So here is what you can expect: Statistics are not magic. Getting good data is hard. Formatting data to make it useful requires work (which we hope tools like Sympathy can help you with). Choosing a set of techniques for your data is not a kitchen recipe, even though some sciences through the years have devised methods for specific situations. A method can get you information that is simply not there (bias), so be very careful and double check everything you find.

Econometrics theory is like an exquisitely balanced French recipe, spelling out precisely with how many turns to mix the sauce, how many carats of spice to add, and for how many milliseconds to bake the mixture at exactly 474 degrees of temperature. But when the statistical cook turns to raw materials, he finds that hearts of cactus fruit are unavailable, so he substitutes chunks of cantaloupe; where the recipe calls for vermicelli he uses shredded wheat; and he substitutes green garment dye for curry, ping-pong balls for turtle’s eggs and, for Chalifougnac vintage 1883, a can of turpentine.”

This quote from Cosma Rohilla Shalizi’s wonderful 800-page draft for his textbook “Advanced Data Analysis from an Elementary Point of View“, in which he was quoting Stefan Valavanis, quoted in Roger Koenker, “Dictionary of Received Ideas of Statistics” s.v. “Econometrics”. When the circumstances surrounding your data are hard to control you may turn into the Swedish chef, but make do.

Now, lets get into the matter in the next post!

Ever wanted to extract some statistics from your data, but don’t really feel like fiddling with importing, formatting and such in your go-to scripts? or worse: you inherited the scripts from that colleague who just departed to French Guyana for a sailing adventure in his home-made boat.

And so the journey begins!

If the previous situation portrays your day-to-day more often than you would like, then you are the target audience of this tutorial series. After going through each part, you will be able to build reusable visual flows that will help you get more information from your data.

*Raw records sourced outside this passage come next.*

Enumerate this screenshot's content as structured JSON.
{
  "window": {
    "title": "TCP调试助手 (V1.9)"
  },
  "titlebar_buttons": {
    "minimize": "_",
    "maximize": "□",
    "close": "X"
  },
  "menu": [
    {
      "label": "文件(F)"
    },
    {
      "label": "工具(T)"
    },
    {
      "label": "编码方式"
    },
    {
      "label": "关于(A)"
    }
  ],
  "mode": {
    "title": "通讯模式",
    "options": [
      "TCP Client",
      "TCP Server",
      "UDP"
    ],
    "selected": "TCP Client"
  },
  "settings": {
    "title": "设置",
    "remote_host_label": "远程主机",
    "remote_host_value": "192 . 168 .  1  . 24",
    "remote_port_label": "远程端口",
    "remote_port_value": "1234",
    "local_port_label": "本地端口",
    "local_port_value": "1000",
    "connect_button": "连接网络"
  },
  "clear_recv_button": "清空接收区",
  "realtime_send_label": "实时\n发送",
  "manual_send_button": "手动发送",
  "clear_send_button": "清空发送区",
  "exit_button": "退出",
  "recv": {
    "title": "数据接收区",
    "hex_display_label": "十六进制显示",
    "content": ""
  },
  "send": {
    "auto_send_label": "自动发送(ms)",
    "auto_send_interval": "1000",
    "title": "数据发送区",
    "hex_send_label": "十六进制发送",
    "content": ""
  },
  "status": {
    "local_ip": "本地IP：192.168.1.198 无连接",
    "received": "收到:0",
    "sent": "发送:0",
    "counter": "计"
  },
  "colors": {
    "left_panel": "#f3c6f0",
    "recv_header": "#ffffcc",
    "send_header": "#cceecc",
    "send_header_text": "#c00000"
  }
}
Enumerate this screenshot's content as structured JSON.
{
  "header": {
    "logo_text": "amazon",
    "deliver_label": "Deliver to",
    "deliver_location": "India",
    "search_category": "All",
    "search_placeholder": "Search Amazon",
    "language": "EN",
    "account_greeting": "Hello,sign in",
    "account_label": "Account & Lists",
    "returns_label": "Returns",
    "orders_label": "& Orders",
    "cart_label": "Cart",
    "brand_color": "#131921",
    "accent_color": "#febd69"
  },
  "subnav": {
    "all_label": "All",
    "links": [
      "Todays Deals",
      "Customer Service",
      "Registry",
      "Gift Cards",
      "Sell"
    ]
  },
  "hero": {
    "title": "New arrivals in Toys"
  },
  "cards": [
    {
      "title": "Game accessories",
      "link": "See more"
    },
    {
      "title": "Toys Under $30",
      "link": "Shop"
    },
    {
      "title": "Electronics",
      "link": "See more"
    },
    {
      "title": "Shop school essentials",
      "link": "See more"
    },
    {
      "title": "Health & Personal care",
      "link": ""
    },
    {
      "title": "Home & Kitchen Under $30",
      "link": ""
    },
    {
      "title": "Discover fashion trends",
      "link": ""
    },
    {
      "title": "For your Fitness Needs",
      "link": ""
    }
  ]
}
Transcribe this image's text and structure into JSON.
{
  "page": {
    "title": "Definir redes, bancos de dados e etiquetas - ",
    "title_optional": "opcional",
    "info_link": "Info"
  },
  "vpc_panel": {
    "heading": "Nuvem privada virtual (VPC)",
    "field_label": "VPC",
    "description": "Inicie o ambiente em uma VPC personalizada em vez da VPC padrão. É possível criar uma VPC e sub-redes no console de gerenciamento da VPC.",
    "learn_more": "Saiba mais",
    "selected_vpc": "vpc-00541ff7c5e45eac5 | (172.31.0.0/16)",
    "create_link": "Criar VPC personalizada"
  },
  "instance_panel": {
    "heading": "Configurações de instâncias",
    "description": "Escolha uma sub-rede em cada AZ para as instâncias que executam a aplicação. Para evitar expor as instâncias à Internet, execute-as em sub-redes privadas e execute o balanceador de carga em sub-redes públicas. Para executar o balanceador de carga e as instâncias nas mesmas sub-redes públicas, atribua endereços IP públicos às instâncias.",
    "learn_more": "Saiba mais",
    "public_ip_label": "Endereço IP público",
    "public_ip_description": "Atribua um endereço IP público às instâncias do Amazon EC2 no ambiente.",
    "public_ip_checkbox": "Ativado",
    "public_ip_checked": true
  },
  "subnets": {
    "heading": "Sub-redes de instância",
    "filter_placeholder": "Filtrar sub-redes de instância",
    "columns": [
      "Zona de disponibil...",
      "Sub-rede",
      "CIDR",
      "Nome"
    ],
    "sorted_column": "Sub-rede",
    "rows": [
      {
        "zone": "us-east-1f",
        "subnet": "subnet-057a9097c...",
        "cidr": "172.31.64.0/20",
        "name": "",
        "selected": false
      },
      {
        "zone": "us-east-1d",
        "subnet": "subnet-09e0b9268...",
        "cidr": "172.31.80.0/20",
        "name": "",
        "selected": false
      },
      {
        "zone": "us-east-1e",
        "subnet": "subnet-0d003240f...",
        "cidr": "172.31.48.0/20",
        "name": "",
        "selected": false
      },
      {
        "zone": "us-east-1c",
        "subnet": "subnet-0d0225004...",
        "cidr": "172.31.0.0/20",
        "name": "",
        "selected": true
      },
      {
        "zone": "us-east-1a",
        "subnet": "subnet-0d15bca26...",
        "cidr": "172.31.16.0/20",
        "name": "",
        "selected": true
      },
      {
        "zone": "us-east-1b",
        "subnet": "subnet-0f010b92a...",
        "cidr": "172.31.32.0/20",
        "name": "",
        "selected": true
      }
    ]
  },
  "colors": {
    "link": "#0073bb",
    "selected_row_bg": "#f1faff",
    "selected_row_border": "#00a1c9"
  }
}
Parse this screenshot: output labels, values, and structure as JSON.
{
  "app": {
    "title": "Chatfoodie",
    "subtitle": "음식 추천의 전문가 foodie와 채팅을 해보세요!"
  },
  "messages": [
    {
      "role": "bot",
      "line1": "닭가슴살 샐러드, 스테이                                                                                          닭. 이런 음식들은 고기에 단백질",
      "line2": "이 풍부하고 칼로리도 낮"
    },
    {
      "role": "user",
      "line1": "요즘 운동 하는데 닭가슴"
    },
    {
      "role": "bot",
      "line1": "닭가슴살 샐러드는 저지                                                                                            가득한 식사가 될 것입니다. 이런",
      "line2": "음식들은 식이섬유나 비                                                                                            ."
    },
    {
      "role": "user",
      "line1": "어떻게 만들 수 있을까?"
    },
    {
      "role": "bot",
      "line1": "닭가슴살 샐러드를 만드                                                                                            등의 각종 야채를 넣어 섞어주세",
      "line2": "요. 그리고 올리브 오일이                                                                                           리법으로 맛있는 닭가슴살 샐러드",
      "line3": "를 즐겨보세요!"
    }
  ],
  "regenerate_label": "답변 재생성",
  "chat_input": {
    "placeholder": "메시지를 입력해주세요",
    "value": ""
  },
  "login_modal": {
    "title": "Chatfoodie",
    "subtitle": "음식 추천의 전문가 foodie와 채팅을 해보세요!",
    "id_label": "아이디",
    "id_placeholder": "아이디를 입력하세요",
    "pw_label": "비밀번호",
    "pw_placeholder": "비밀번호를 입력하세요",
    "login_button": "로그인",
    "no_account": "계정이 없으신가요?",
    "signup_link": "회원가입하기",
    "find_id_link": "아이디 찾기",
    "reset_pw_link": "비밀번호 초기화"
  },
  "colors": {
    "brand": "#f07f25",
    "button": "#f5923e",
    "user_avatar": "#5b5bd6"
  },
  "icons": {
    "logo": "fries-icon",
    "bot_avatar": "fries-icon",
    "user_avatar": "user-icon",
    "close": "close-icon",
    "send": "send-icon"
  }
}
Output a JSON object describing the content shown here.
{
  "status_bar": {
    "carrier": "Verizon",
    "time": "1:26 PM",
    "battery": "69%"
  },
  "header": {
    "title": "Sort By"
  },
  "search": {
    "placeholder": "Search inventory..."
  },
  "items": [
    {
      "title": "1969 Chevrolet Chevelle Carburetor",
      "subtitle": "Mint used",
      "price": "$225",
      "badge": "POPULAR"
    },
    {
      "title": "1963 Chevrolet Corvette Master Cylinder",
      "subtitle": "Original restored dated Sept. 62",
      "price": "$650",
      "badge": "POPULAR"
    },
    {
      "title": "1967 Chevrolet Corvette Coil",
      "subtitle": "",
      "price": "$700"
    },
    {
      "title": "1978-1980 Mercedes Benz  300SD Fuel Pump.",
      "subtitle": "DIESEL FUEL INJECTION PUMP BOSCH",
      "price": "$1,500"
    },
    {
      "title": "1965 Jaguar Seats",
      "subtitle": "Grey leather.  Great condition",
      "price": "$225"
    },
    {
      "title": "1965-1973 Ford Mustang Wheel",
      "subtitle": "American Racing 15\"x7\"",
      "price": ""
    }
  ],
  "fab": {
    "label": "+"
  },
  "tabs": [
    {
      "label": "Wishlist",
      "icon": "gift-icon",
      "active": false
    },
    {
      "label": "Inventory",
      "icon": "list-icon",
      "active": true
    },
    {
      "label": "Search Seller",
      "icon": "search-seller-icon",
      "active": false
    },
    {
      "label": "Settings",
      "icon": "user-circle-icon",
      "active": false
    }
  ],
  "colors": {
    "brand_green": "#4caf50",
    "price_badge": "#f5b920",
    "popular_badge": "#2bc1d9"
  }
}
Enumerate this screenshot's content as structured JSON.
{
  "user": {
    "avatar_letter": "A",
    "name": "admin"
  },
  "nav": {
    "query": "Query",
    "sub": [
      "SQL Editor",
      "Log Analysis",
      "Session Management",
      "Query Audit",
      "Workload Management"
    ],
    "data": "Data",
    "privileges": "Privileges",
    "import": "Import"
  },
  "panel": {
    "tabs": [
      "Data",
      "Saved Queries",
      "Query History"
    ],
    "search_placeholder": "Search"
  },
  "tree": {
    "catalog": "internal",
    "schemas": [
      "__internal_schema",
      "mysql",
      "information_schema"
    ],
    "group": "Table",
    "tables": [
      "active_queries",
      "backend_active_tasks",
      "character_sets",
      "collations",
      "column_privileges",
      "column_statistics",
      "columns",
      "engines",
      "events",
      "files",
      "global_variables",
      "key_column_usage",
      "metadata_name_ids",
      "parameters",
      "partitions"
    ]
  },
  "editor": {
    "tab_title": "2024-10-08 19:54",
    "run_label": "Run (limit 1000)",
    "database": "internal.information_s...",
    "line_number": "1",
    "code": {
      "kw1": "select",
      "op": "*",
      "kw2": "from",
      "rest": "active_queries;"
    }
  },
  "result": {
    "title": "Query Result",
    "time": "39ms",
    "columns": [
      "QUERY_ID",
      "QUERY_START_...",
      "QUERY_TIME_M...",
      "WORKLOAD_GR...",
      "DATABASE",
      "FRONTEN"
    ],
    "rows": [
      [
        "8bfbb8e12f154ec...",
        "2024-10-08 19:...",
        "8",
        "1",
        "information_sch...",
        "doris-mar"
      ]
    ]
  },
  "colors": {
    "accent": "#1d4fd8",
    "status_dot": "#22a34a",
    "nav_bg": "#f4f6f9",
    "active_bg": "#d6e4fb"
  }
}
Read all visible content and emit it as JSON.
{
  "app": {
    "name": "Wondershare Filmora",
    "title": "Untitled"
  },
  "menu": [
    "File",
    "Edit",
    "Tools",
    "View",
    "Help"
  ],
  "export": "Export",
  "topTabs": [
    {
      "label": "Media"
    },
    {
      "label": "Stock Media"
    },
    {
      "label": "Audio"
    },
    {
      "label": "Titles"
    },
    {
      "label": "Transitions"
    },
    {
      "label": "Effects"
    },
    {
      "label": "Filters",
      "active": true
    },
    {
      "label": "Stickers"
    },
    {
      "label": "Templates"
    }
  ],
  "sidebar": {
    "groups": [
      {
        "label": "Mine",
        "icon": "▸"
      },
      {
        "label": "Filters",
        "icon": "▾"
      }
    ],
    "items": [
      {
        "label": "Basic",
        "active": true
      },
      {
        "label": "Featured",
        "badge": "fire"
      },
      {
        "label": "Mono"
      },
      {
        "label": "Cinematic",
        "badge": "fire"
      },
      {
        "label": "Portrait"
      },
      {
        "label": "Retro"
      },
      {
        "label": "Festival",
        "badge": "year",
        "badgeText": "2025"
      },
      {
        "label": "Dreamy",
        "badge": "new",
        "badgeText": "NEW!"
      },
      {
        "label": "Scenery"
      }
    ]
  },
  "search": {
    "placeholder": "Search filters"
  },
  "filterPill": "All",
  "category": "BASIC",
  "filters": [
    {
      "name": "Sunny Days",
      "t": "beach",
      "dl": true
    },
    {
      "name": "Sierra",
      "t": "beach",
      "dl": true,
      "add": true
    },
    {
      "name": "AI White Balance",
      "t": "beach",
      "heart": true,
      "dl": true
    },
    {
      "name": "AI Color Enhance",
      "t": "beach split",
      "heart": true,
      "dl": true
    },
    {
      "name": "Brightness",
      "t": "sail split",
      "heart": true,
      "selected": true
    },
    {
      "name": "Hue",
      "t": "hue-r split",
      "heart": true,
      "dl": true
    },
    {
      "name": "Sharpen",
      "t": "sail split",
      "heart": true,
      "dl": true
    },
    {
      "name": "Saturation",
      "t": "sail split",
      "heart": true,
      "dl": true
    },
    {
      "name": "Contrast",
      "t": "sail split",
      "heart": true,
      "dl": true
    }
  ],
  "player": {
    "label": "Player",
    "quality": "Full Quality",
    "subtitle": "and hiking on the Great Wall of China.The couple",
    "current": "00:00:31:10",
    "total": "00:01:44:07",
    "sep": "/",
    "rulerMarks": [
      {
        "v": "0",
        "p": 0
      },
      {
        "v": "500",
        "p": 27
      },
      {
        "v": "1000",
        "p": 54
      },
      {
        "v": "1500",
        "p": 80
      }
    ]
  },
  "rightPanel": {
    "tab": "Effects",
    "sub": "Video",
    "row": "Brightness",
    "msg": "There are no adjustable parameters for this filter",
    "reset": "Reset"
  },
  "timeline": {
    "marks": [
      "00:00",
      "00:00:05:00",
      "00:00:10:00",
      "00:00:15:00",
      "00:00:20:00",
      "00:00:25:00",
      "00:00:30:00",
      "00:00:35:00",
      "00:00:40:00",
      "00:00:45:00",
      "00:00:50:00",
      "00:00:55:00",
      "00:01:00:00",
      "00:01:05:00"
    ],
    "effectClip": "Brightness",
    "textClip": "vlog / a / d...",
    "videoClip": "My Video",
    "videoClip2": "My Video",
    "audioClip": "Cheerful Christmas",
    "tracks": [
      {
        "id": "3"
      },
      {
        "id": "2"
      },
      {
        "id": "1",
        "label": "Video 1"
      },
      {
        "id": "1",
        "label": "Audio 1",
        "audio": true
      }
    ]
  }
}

We will use Sympathy for Data (which is free and easy to use). If you are not familiar with Sympathy for Data, please read this page first. When working in Sympathy you build workflows representing the steps for performing your task with nodes and links, all graphical. Then you simply hit “run”, and each step will be performed for the data in the order you specified.